Jackie Harris, founder and director of Louis Armstrong Summer Jazz Camp, recalls Dryades during her childhood. "It was the shopping district for African Americans from uptown and other parts of town," she said last week. From 1953 to 1961, her Catholic school uniforms came from the JoAnn Shop at 1526 Dryades. Harris ran errands for her grandmother on the street and visited physician Ernest Cherrie there several times as as a kid. Harris's mother worked as a seamstress and bought fabric on Dryades. Harris recalls Handelman's department store in the 1800 block, near Kaufman's in the 1700 block.

Harris said the boycott's spring timing was effective. "Easter was a big dress-up holiday, with new clothes for girls and boys from Dryades St.," she said. "It represented the change of season, when people put away their woolens and started wearing white. Easter Sunday was the biggest church day, followed by Mother's Day."

In the early 1960s, anti-discrimination boycotts, sit-ins and pickets continued in New Orleans, and on September 30, 1963, thousands of people walked from Shakespeare Park at Washington Ave. and LaSalle to City Hall in a Freedom March. After President Lyndon Johnson signed the Civil Rights Act on July 2, 1964, public facilities were desegregated, albeit slowly. The city met a National Football League rule that public places in cities with franchises be integrated, and the New Orleans Saints were founded in late 1966.

In 1982, the U.S. Department of Interior designated the Central City area around Dryades--bounded by the Pontchartrain Expressway and St. Charles, Louisiana and South Claiborne Avenues--as a National Register Historic District.

Carla Daste, manager of Majestic Mortuary Service, Inc. at 1833 Oretha Castle Haley, said Dryades was blighted with a bar on the corner, but also a couple of active churches, when she started working there in the late 1980s. The stretch below Jackson was renamed O.C. Haley Boulevard in 1989.

Daste's grandfather, Adam Ray Haydel, Sr., started the mortuary on Dryades in 1949. Two years before that, he founded Majestic Life Insurance, which eventually moved from Dryades to North Claiborne Avenue. The mortuary is the oldest, continuous business on the corridor. In recent years, new apartment buildings and restaurants have opened on and near O.C. Haley, and the city is investing in the area, Daste said.

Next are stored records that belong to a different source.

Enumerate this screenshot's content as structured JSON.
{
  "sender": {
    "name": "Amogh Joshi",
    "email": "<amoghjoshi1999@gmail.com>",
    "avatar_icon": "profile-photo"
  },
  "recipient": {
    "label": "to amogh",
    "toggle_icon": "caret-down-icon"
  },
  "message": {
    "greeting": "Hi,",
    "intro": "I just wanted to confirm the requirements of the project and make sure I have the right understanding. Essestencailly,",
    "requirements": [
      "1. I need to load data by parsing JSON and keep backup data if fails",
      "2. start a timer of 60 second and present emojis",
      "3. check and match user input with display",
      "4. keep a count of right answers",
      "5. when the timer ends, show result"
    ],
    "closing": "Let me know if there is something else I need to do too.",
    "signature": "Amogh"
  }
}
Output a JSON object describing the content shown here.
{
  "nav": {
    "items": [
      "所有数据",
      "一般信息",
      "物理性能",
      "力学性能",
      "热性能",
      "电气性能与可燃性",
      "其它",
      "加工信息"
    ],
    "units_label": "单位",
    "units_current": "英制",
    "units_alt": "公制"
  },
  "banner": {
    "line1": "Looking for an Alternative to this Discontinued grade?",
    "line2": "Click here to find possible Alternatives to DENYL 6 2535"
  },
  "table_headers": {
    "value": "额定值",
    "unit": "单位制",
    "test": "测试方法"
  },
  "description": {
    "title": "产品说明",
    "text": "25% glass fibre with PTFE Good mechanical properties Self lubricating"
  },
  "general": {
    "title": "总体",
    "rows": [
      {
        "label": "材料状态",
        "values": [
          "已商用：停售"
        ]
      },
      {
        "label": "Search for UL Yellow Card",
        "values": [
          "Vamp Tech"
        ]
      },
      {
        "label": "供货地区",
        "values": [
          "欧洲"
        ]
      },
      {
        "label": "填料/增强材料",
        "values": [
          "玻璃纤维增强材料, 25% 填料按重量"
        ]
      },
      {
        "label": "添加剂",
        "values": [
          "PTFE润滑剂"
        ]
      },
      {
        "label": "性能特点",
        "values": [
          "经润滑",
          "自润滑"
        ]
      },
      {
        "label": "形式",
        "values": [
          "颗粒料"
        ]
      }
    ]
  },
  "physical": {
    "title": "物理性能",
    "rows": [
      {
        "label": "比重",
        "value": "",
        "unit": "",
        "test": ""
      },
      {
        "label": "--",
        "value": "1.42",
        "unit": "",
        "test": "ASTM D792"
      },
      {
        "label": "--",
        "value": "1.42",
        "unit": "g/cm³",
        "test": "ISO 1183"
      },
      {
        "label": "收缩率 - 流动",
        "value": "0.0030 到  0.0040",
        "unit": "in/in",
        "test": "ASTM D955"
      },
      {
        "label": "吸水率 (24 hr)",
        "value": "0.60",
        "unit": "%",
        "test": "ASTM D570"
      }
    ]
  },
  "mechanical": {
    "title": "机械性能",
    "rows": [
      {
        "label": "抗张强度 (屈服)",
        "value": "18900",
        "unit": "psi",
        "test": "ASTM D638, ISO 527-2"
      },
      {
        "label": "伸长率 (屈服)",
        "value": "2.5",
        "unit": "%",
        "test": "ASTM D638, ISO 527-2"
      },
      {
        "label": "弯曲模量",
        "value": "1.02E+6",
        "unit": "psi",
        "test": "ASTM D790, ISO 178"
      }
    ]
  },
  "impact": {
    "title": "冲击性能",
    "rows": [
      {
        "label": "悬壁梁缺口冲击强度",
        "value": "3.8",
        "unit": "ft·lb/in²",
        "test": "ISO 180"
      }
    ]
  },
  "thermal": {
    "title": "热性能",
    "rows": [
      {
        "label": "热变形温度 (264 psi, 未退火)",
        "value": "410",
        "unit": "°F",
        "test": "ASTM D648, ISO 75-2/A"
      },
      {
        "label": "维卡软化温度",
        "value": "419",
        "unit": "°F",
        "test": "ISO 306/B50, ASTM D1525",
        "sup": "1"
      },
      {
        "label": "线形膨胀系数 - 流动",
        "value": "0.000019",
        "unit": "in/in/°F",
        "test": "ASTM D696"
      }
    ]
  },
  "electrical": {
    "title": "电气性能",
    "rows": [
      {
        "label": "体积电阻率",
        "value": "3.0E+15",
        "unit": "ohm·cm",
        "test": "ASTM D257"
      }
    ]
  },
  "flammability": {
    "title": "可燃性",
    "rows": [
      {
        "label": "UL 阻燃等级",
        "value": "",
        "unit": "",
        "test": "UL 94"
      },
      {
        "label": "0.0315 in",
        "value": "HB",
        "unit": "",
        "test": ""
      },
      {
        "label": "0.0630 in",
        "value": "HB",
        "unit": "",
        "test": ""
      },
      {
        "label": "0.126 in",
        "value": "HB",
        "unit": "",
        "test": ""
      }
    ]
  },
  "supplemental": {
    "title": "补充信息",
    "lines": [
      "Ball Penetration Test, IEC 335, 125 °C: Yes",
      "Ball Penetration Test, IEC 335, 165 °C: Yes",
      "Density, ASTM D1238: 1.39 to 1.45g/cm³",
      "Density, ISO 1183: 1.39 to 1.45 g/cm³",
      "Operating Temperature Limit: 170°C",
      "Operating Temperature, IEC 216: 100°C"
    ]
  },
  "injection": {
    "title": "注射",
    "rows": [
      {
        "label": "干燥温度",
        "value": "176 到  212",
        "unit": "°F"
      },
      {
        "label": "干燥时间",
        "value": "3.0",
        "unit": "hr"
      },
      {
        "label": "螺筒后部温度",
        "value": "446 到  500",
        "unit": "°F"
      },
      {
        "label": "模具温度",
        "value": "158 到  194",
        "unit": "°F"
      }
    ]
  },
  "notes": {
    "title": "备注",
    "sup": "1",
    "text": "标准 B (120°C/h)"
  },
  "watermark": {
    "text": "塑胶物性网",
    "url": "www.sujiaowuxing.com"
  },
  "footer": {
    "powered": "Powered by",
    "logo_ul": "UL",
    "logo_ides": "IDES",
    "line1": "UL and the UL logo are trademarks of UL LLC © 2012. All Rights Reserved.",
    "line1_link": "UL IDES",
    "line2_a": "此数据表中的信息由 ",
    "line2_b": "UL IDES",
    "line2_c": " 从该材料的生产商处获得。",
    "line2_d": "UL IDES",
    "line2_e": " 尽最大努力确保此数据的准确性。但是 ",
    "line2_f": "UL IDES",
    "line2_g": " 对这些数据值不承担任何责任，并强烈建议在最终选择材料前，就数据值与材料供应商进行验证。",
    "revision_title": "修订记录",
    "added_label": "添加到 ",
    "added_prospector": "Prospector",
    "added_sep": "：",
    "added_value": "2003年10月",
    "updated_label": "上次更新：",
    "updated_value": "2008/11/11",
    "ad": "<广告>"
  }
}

Hints of the bustling 1950s linger. "Dryades St. was built out with infrastructure for a strong commercial corridor," Jonathan Leit, director of Alembic Community Development's New Orleans office, said last week. His group is rehabbing the former Myrtle Banks School building in O.C. Haley's 1300 block. "Our development of the century-old school very much looks to respect and value the corridor's history," he said. On the first two floors, the structure will house Jack & Jake's Public Market, selling groceries. The third floor will provide space for nonprofits, art studios and small businesses. Work on the structure began last summer in partnership with the New Orleans Redevelopment Authority, and the building is slated to open this fall.

Meanwhile, Lolis Elie, now 84, retired three years ago after more than 50 years of practice as a civil rights attorney in New Orleans. end